[Web page and app entries]
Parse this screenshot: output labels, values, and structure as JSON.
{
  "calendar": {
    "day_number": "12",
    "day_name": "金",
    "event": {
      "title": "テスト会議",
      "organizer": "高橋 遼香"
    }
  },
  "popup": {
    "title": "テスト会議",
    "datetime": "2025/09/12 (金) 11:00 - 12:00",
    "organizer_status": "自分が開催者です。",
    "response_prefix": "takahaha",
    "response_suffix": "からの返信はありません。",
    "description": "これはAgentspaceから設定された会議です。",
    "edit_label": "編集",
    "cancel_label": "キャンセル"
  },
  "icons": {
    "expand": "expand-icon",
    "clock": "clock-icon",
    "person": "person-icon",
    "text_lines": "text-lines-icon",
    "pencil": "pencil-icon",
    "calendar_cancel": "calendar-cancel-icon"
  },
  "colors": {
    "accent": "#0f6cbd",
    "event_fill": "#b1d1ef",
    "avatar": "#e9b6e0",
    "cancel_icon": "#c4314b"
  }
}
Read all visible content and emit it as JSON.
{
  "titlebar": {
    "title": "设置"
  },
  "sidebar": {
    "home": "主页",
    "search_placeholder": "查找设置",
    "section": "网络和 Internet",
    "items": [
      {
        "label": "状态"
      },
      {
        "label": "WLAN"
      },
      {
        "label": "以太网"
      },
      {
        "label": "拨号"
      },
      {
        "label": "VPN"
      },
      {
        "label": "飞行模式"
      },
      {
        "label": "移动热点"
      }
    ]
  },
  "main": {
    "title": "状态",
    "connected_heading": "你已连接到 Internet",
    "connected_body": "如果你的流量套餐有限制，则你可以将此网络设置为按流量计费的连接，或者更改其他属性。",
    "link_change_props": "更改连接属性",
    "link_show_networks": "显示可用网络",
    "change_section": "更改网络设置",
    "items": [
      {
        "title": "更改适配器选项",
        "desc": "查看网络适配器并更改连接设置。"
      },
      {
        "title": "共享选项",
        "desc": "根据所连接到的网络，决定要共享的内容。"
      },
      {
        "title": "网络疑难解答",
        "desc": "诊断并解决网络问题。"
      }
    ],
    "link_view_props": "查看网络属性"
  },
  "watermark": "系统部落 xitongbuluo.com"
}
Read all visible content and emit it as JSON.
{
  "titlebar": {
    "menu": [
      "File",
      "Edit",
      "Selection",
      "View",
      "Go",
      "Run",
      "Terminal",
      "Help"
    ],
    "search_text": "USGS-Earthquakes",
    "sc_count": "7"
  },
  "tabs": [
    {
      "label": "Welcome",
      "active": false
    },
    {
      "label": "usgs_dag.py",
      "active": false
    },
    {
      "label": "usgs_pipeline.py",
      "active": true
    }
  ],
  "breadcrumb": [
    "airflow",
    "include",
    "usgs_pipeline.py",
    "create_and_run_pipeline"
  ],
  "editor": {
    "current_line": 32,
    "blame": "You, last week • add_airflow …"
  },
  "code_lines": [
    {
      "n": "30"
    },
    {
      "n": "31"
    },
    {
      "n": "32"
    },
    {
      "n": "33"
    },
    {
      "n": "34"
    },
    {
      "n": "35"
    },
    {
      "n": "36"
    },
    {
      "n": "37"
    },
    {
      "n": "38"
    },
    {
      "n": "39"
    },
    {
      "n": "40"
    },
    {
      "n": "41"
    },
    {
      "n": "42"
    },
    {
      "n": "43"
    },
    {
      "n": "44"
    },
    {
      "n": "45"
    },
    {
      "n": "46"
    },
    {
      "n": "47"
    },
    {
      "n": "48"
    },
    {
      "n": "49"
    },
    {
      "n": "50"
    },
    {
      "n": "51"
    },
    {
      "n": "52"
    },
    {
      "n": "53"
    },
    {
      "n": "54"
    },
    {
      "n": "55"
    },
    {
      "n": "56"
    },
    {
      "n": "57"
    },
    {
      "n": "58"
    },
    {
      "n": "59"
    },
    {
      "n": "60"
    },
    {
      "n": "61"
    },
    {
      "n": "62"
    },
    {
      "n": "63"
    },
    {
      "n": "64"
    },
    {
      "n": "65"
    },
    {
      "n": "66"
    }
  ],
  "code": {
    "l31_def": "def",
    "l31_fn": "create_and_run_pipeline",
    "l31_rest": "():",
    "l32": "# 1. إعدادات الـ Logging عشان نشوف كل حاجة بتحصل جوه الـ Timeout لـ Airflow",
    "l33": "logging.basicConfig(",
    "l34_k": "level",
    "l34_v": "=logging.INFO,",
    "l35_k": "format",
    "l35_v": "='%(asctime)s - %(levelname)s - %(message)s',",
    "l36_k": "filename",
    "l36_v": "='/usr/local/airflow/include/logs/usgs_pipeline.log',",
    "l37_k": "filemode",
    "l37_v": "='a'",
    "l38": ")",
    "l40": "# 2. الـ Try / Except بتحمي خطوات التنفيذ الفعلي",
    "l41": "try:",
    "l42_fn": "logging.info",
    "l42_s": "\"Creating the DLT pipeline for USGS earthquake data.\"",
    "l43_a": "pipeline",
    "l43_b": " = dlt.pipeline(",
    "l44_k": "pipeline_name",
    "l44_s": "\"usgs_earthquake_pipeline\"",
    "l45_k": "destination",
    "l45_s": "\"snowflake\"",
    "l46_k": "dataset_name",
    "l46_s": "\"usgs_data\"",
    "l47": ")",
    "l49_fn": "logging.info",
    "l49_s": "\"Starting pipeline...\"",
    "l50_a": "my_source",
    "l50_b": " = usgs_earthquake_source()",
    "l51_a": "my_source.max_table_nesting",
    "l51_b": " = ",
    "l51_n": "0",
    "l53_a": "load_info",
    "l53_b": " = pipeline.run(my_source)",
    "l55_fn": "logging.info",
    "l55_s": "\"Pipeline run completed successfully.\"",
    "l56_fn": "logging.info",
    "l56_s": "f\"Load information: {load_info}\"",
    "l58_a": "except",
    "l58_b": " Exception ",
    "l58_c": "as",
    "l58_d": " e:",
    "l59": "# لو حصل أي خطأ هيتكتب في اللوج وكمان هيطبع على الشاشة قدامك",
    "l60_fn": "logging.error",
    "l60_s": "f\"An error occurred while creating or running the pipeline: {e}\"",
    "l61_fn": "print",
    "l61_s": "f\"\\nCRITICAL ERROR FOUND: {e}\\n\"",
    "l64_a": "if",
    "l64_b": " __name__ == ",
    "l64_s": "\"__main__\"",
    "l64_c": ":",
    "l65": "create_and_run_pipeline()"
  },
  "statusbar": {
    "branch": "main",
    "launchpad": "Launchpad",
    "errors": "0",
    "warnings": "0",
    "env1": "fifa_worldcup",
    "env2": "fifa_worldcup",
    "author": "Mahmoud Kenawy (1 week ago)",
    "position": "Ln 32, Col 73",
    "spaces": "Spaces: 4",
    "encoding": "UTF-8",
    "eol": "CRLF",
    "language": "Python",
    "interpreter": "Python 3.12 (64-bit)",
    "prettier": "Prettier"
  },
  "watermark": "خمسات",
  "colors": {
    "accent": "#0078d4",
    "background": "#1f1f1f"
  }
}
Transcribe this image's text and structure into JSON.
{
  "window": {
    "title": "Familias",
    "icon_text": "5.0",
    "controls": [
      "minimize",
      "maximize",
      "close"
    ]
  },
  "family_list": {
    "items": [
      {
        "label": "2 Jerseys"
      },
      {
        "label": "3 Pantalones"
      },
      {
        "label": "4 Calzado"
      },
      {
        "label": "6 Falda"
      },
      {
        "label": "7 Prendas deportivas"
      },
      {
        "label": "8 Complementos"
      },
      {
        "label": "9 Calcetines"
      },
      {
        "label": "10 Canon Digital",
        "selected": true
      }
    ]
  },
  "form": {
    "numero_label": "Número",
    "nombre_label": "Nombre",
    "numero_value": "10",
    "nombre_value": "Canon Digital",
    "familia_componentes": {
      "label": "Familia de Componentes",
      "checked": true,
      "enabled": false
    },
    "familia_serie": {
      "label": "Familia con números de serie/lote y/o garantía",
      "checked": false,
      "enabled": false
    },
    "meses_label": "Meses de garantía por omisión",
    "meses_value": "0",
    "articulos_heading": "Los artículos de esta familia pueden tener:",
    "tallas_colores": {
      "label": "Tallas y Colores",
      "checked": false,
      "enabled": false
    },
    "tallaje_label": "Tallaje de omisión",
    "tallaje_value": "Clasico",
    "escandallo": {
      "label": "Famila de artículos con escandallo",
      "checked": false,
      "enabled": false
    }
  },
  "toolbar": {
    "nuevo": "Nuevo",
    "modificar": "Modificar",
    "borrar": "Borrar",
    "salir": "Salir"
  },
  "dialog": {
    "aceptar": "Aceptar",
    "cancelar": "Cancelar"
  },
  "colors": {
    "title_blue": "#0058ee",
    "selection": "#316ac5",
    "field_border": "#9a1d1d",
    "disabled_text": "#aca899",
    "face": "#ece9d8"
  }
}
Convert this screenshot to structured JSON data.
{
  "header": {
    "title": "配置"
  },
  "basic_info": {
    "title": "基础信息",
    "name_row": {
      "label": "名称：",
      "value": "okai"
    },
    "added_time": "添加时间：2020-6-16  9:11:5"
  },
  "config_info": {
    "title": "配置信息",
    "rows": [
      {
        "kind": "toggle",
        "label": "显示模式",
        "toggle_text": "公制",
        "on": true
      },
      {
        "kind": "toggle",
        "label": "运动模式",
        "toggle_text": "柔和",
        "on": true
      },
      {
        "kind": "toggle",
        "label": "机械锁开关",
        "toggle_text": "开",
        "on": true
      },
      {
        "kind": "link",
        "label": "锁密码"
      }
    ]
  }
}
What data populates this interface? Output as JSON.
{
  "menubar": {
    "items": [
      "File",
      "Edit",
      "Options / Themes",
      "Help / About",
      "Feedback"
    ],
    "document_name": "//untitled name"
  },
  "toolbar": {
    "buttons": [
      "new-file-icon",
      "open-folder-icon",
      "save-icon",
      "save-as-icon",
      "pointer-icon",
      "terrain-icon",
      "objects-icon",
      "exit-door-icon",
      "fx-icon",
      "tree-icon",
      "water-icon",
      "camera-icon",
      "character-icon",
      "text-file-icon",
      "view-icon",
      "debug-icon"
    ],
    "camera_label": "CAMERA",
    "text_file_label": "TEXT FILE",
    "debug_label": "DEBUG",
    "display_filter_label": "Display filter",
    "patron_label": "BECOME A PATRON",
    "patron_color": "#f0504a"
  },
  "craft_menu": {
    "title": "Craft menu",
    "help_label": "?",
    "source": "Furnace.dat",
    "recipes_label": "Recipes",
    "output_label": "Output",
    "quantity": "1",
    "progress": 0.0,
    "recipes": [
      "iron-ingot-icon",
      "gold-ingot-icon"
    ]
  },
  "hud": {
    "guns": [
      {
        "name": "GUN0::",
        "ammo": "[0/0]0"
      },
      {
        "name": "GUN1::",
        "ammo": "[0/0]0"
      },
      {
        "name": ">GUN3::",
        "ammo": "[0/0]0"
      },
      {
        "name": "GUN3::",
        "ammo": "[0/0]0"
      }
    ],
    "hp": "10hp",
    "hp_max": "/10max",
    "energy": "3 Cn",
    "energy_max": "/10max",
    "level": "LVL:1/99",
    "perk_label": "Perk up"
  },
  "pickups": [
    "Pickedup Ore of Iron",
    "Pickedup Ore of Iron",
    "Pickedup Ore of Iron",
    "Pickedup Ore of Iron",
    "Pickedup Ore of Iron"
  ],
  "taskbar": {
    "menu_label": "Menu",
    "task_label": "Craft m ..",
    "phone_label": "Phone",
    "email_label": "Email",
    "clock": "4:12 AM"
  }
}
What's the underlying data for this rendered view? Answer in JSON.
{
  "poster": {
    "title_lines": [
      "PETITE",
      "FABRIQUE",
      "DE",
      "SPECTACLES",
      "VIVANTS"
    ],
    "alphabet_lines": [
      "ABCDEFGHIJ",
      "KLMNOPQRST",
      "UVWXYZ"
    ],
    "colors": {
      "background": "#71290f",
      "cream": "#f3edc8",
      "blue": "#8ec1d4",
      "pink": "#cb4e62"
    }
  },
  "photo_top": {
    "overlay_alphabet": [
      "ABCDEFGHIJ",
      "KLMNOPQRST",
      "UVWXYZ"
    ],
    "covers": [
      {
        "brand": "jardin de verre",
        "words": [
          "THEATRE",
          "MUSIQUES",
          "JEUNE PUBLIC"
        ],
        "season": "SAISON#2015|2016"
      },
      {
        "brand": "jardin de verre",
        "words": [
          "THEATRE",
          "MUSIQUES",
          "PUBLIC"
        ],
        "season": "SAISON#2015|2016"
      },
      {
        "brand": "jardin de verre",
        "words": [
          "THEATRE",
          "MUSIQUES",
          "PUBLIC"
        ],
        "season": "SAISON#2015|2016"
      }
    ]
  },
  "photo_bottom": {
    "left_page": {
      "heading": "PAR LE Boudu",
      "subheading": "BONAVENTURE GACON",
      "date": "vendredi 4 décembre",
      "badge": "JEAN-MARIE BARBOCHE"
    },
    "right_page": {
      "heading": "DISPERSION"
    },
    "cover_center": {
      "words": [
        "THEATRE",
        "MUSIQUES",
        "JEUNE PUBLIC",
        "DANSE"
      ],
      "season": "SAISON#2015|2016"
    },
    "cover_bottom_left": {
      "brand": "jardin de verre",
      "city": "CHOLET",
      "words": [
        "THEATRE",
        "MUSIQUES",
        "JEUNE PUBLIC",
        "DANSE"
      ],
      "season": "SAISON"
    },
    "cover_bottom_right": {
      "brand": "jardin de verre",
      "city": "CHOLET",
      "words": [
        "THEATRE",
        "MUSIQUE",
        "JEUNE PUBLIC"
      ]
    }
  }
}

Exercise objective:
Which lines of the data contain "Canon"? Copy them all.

Task output:
        "label": "10 Canon Digital",
    "nombre_value": "Canon Digital",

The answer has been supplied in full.